= Aim of the task =
The entries below must be reproduced exactly; their pictures are not part of the copy.

= Data supplied =
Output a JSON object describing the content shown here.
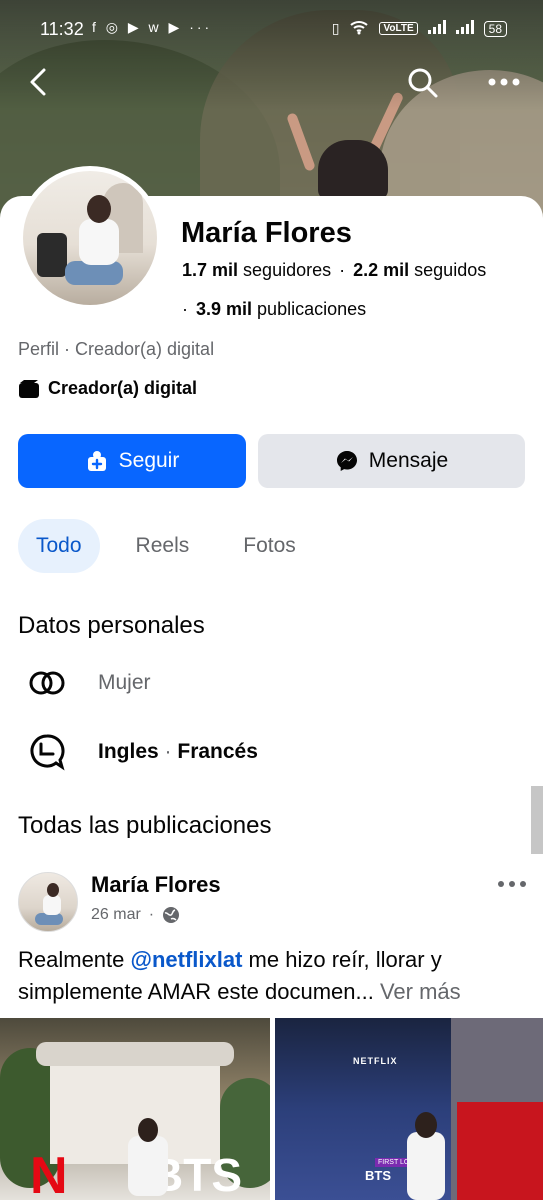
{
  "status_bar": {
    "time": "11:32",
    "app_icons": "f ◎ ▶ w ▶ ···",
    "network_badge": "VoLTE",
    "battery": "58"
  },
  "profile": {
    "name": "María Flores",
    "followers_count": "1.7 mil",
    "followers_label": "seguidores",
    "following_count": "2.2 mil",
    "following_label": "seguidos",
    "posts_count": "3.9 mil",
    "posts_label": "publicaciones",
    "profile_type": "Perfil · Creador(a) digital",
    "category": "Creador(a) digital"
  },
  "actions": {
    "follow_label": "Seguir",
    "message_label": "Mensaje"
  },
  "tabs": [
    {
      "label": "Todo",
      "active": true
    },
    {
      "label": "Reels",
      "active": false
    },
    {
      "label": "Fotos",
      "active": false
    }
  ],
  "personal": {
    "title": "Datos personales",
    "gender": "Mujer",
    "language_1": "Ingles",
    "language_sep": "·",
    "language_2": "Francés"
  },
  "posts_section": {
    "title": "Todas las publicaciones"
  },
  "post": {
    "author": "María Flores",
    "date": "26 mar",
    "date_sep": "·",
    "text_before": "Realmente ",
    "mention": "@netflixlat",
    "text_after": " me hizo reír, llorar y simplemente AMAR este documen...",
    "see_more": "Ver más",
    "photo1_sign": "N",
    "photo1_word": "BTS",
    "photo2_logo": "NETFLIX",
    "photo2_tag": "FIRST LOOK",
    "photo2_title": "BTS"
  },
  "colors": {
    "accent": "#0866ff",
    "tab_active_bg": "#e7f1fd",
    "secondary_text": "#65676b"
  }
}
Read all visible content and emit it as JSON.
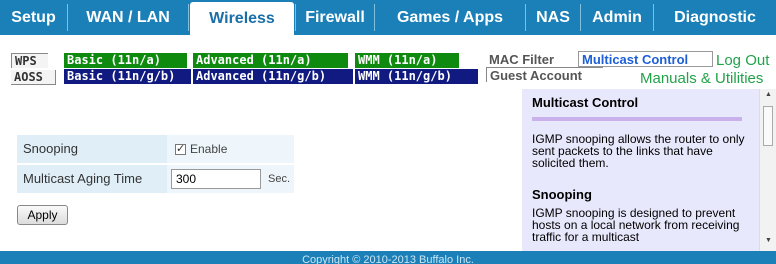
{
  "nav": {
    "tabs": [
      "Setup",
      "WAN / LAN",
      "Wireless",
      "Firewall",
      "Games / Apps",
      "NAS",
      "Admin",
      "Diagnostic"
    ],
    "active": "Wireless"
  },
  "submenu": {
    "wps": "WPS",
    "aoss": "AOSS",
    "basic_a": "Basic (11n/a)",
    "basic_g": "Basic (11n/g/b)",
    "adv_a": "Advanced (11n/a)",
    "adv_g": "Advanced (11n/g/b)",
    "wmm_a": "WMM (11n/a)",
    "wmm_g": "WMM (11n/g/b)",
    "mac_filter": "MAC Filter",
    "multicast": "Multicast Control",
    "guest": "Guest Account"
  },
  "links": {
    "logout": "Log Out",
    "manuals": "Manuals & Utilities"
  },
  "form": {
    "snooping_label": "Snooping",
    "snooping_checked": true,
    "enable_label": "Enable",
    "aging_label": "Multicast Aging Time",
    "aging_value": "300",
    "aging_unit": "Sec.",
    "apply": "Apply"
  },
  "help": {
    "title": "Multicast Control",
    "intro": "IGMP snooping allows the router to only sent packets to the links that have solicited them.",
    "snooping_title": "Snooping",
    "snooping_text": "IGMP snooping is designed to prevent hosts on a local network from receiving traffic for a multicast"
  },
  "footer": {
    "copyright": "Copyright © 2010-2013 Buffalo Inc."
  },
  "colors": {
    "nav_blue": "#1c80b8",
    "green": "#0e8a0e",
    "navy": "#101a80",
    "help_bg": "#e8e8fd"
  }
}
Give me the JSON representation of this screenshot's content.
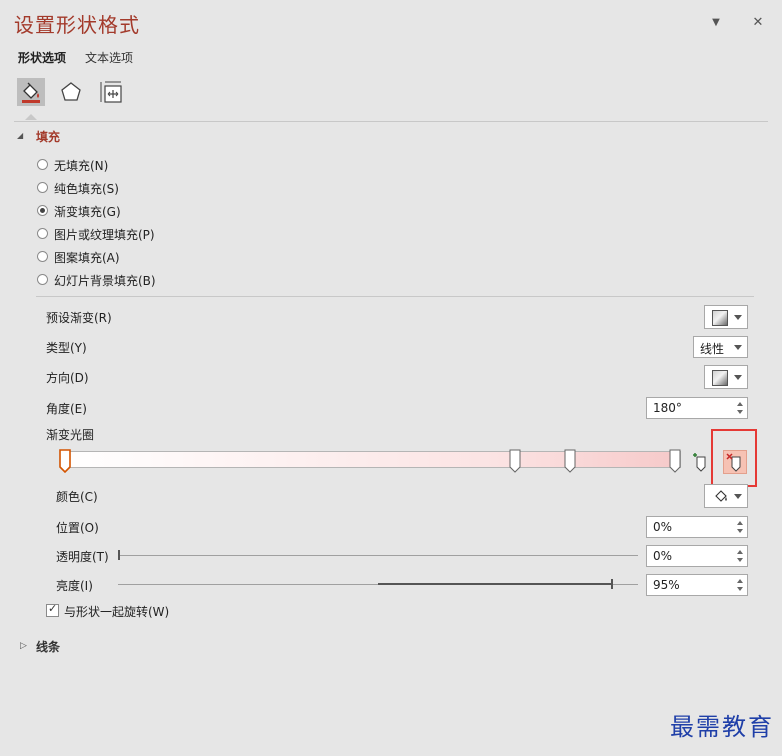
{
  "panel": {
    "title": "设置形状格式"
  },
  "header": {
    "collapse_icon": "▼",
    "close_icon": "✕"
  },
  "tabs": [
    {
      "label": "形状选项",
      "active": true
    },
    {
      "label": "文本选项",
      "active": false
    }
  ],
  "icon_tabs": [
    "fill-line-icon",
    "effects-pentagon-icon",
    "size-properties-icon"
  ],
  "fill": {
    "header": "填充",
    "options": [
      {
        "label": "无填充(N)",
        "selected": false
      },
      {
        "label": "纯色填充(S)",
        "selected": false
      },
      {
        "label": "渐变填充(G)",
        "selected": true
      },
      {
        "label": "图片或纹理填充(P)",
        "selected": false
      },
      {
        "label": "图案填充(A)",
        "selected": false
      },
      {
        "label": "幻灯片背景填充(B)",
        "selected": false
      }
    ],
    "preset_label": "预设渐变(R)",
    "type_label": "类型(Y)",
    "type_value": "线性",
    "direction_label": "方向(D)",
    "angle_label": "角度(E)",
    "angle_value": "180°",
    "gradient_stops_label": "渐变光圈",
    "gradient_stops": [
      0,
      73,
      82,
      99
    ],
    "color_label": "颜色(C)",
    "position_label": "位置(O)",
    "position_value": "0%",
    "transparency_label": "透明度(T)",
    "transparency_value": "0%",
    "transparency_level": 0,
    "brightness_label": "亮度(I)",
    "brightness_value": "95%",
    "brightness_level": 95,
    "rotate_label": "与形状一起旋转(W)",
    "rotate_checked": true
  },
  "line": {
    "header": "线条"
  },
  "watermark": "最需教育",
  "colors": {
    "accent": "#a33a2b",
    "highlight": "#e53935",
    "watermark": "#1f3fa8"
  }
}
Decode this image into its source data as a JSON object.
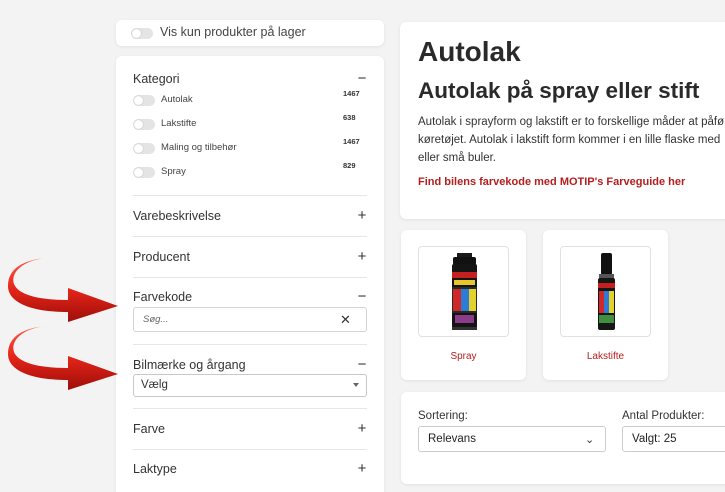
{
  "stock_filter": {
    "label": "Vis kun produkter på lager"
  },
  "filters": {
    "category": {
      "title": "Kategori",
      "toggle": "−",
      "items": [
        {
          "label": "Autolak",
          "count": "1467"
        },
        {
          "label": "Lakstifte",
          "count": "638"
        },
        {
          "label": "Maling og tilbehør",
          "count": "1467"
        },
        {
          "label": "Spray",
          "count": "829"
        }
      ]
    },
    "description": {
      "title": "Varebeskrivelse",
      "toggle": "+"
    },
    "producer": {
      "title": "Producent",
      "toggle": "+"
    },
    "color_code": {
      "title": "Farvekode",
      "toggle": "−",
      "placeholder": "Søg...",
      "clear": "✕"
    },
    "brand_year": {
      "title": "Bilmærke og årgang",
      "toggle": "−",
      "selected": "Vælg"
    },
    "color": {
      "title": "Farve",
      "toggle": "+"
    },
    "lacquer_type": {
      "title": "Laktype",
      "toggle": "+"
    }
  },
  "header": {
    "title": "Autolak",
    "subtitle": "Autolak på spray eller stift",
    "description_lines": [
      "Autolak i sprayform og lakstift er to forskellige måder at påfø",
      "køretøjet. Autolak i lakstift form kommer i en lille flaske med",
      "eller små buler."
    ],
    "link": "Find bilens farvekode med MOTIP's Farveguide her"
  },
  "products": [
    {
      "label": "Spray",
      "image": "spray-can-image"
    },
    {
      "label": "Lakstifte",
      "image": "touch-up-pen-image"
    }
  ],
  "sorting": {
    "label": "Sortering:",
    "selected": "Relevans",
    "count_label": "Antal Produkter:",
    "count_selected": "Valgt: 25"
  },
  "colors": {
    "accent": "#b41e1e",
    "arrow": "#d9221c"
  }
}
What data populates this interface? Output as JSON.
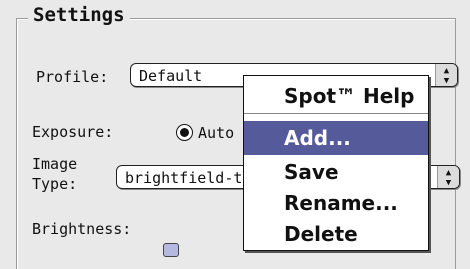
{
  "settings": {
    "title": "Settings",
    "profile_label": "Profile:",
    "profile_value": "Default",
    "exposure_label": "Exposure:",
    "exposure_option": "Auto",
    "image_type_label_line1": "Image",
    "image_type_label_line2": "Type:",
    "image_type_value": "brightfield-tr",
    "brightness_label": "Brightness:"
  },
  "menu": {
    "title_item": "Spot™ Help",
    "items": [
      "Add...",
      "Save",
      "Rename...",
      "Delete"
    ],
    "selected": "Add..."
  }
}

= Result of the task =
Output a JSON object describing the content shown here.
{
  "status_bar": {
    "time": "11:32",
    "app_icons": "f ◎ ▶ w ▶ ···",
    "network_badge": "VoLTE",
    "battery": "58"
  },
  "profile": {
    "name": "María Flores",
    "followers_count": "1.7 mil",
    "followers_label": "seguidores",
    "following_count": "2.2 mil",
    "following_label": "seguidos",
    "posts_count": "3.9 mil",
    "posts_label": "publicaciones",
    "profile_type": "Perfil · Creador(a) digital",
    "category": "Creador(a) digital"
  },
  "actions": {
    "follow_label": "Seguir",
    "message_label": "Mensaje"
  },
  "tabs": [
    {
      "label": "Todo",
      "active": true
    },
    {
      "label": "Reels",
      "active": false
    },
    {
      "label": "Fotos",
      "active": false
    }
  ],
  "personal": {
    "title": "Datos personales",
    "gender": "Mujer",
    "language_1": "Ingles",
    "language_sep": "·",
    "language_2": "Francés"
  },
  "posts_section": {
    "title": "Todas las publicaciones"
  },
  "post": {
    "author": "María Flores",
    "date": "26 mar",
    "date_sep": "·",
    "text_before": "Realmente ",
    "mention": "@netflixlat",
    "text_after": " me hizo reír, llorar y simplemente AMAR este documen...",
    "see_more": "Ver más",
    "photo1_sign": "N",
    "photo1_word": "BTS",
    "photo2_logo": "NETFLIX",
    "photo2_tag": "FIRST LOOK",
    "photo2_title": "BTS"
  },
  "colors": {
    "accent": "#0866ff",
    "tab_active_bg": "#e7f1fd",
    "secondary_text": "#65676b"
  }
}
Read all visible content and emit it as JSON.
{
  "nav": {
    "tabs": [
      "Setup",
      "WAN / LAN",
      "Wireless",
      "Firewall",
      "Games / Apps",
      "NAS",
      "Admin",
      "Diagnostic"
    ],
    "active": "Wireless"
  },
  "submenu": {
    "wps": "WPS",
    "aoss": "AOSS",
    "basic_a": "Basic (11n/a)",
    "basic_g": "Basic (11n/g/b)",
    "adv_a": "Advanced (11n/a)",
    "adv_g": "Advanced (11n/g/b)",
    "wmm_a": "WMM (11n/a)",
    "wmm_g": "WMM (11n/g/b)",
    "mac_filter": "MAC Filter",
    "multicast": "Multicast Control",
    "guest": "Guest Account"
  },
  "links": {
    "logout": "Log Out",
    "manuals": "Manuals & Utilities"
  },
  "form": {
    "snooping_label": "Snooping",
    "snooping_checked": true,
    "enable_label": "Enable",
    "aging_label": "Multicast Aging Time",
    "aging_value": "300",
    "aging_unit": "Sec.",
    "apply": "Apply"
  },
  "help": {
    "title": "Multicast Control",
    "intro": "IGMP snooping allows the router to only sent packets to the links that have solicited them.",
    "snooping_title": "Snooping",
    "snooping_text": "IGMP snooping is designed to prevent hosts on a local network from receiving traffic for a multicast"
  },
  "footer": {
    "copyright": "Copyright © 2010-2013 Buffalo Inc."
  },
  "colors": {
    "nav_blue": "#1c80b8",
    "green": "#0e8a0e",
    "navy": "#101a80",
    "help_bg": "#e8e8fd"
  }
}
Give me the JSON representation of this screenshot's content.
{
  "panel": {
    "title": "设置形状格式"
  },
  "header": {
    "collapse_icon": "▼",
    "close_icon": "✕"
  },
  "tabs": [
    {
      "label": "形状选项",
      "active": true
    },
    {
      "label": "文本选项",
      "active": false
    }
  ],
  "icon_tabs": [
    "fill-line-icon",
    "effects-pentagon-icon",
    "size-properties-icon"
  ],
  "fill": {
    "header": "填充",
    "options": [
      {
        "label": "无填充(N)",
        "selected": false
      },
      {
        "label": "纯色填充(S)",
        "selected": false
      },
      {
        "label": "渐变填充(G)",
        "selected": true
      },
      {
        "label": "图片或纹理填充(P)",
        "selected": false
      },
      {
        "label": "图案填充(A)",
        "selected": false
      },
      {
        "label": "幻灯片背景填充(B)",
        "selected": false
      }
    ],
    "preset_label": "预设渐变(R)",
    "type_label": "类型(Y)",
    "type_value": "线性",
    "direction_label": "方向(D)",
    "angle_label": "角度(E)",
    "angle_value": "180°",
    "gradient_stops_label": "渐变光圈",
    "gradient_stops": [
      0,
      73,
      82,
      99
    ],
    "color_label": "颜色(C)",
    "position_label": "位置(O)",
    "position_value": "0%",
    "transparency_label": "透明度(T)",
    "transparency_value": "0%",
    "transparency_level": 0,
    "brightness_label": "亮度(I)",
    "brightness_value": "95%",
    "brightness_level": 95,
    "rotate_label": "与形状一起旋转(W)",
    "rotate_checked": true
  },
  "line": {
    "header": "线条"
  },
  "watermark": "最需教育",
  "colors": {
    "accent": "#a33a2b",
    "highlight": "#e53935",
    "watermark": "#1f3fa8"
  }
}
Decode this image into its source data as a JSON object.
{
  "stock_filter": {
    "label": "Vis kun produkter på lager"
  },
  "filters": {
    "category": {
      "title": "Kategori",
      "toggle": "−",
      "items": [
        {
          "label": "Autolak",
          "count": "1467"
        },
        {
          "label": "Lakstifte",
          "count": "638"
        },
        {
          "label": "Maling og tilbehør",
          "count": "1467"
        },
        {
          "label": "Spray",
          "count": "829"
        }
      ]
    },
    "description": {
      "title": "Varebeskrivelse",
      "toggle": "+"
    },
    "producer": {
      "title": "Producent",
      "toggle": "+"
    },
    "color_code": {
      "title": "Farvekode",
      "toggle": "−",
      "placeholder": "Søg...",
      "clear": "✕"
    },
    "brand_year": {
      "title": "Bilmærke og årgang",
      "toggle": "−",
      "selected": "Vælg"
    },
    "color": {
      "title": "Farve",
      "toggle": "+"
    },
    "lacquer_type": {
      "title": "Laktype",
      "toggle": "+"
    }
  },
  "header": {
    "title": "Autolak",
    "subtitle": "Autolak på spray eller stift",
    "description_lines": [
      "Autolak i sprayform og lakstift er to forskellige måder at påfø",
      "køretøjet. Autolak i lakstift form kommer i en lille flaske med",
      "eller små buler."
    ],
    "link": "Find bilens farvekode med MOTIP's Farveguide her"
  },
  "products": [
    {
      "label": "Spray",
      "image": "spray-can-image"
    },
    {
      "label": "Lakstifte",
      "image": "touch-up-pen-image"
    }
  ],
  "sorting": {
    "label": "Sortering:",
    "selected": "Relevans",
    "count_label": "Antal Produkter:",
    "count_selected": "Valgt: 25"
  },
  "colors": {
    "accent": "#b41e1e",
    "arrow": "#d9221c"
  }
}
What data populates this interface? Output as JSON.
{
  "settings": {
    "title": "Settings",
    "profile_label": "Profile:",
    "profile_value": "Default",
    "exposure_label": "Exposure:",
    "exposure_option": "Auto",
    "image_type_label_line1": "Image",
    "image_type_label_line2": "Type:",
    "image_type_value": "brightfield-tr",
    "brightness_label": "Brightness:"
  },
  "menu": {
    "title_item": "Spot™ Help",
    "items": [
      "Add...",
      "Save",
      "Rename...",
      "Delete"
    ],
    "selected": "Add..."
  }
}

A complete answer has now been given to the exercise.